1966 Ferrari 275 GTB Alloy by Scaglietti
Price Upon Request
- One of four triple-carburetor, long-nose, torque-tube, aluminum-bodied examples built
- Includes both three- and six-carburetor setups
- Matching-numbers chassis, engine, and gearbox
- Ferrari Classiche certified
Within the hierarchy of 275 GTBs, chassis no. 08497 occupies an interesting niche. It was built as a late-production model with the desirable long-nose bodywork and torque-tube driveshaft. It was also outfitted from new with the sought-after aluminum coachwork. Most who ordered aluminum bodywork were looking to use their cars in competition and also specified the six-carburetor setup. However, 08497 is one of only four alloy-bodied, torque-tube, long-nose 275 GTBs to retain the triple carburetor setup, making it far rarer than its six-carburetor, alloy-bodied siblings.

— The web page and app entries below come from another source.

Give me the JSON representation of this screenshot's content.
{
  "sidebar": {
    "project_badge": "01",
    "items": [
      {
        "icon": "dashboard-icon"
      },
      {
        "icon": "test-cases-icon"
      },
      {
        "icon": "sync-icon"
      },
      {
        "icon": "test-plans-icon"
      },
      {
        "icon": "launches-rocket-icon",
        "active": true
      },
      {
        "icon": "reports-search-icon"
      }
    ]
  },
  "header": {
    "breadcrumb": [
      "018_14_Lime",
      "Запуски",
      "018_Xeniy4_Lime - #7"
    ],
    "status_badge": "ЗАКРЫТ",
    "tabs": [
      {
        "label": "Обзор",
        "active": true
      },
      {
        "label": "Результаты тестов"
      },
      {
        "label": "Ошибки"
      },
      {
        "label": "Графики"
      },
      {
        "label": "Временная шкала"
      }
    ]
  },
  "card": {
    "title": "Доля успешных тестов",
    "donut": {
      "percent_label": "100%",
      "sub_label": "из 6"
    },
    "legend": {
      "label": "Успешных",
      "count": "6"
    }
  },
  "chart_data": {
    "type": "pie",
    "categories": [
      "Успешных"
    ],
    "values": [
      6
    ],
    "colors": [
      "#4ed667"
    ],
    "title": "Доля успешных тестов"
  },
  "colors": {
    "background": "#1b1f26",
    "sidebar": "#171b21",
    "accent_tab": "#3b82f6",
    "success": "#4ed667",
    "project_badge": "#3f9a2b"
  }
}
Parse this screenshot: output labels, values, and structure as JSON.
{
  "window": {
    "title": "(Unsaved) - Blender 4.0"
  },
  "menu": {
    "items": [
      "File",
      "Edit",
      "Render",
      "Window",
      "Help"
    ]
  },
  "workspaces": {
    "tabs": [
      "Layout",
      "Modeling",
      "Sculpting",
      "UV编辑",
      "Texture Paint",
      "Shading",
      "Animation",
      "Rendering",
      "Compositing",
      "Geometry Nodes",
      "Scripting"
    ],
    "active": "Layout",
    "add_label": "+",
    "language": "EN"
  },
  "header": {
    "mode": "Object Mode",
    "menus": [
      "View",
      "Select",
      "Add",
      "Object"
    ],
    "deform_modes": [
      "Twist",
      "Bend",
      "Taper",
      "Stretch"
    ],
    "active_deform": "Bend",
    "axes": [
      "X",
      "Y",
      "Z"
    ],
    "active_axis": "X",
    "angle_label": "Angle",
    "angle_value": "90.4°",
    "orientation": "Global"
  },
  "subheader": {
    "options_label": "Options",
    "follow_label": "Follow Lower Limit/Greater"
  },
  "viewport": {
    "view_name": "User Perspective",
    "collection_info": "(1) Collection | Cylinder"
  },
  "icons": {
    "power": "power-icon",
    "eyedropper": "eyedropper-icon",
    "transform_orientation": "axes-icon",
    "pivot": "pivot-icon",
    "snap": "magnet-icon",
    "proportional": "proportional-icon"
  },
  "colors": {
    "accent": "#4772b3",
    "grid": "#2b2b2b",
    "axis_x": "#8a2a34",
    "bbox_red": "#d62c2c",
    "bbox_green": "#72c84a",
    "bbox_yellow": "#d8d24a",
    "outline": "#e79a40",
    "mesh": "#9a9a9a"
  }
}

According to information provided by Ferrari historian Marcel Massini, chassis 08497 was completed by the factory on 12 April 1966 and departed Maranello less than a month later, yet would remain in its native Italy. Also fitted with full leather seats, the car was originally finished in Bianco Polo (20-W-152) over a Nero (VM 8500) interior and was delivered new to Fiorenzo Novali, a resident of Bergamo, through Crepaldi Auto S.a.S., the official Ferrari dealer in Milan. Registered on Italian plates BG 136914, the car remained with him for one year and was subsequently sold to Ettore Bonassoli of Torre Boldone. The car’s third owner was Alessandro de Beneditti of Turin and at that point, the car was re-registered in Turin on registration no. TO A 05345.
In April of 1973, chassis 08497 was imported to the U.S. and sold to August E. Weddle of Goldendale, Washington. Later sold to a Mr. Loomis in California, the car returned to Europe in 1989, when it was acquired by a gentleman in Geneva. After returning to its second home of Bergamo with a subsequent owner, the 275 GTB was sold to Joel Berg in Sweden and restored in blue metallic around 2006. In Berg’s ownership, the car was granted Ferrari Classiche certification, confirming that it is fully matching numbers throughout, including the original engine and gearbox. It was shown at the 2010 Villa d’Este Concorso d’Eleganza and the next year was driven in the Coppa Milano-Sanremo Rally. In 2014, the car was sold to a significant collector based on the U.S. West Coast, who retains ownership to this day.
A bona-fide, blue-chip collectible, the Ferrari 275 GTB is arguably one of the most beautiful front-engine V-12 Ferraris ever built and a must-have for any serious collector. This example stands out from the rest due to its exceptionally rare build specification and would be an ideal example for entry to concours events as well as vintage rallies.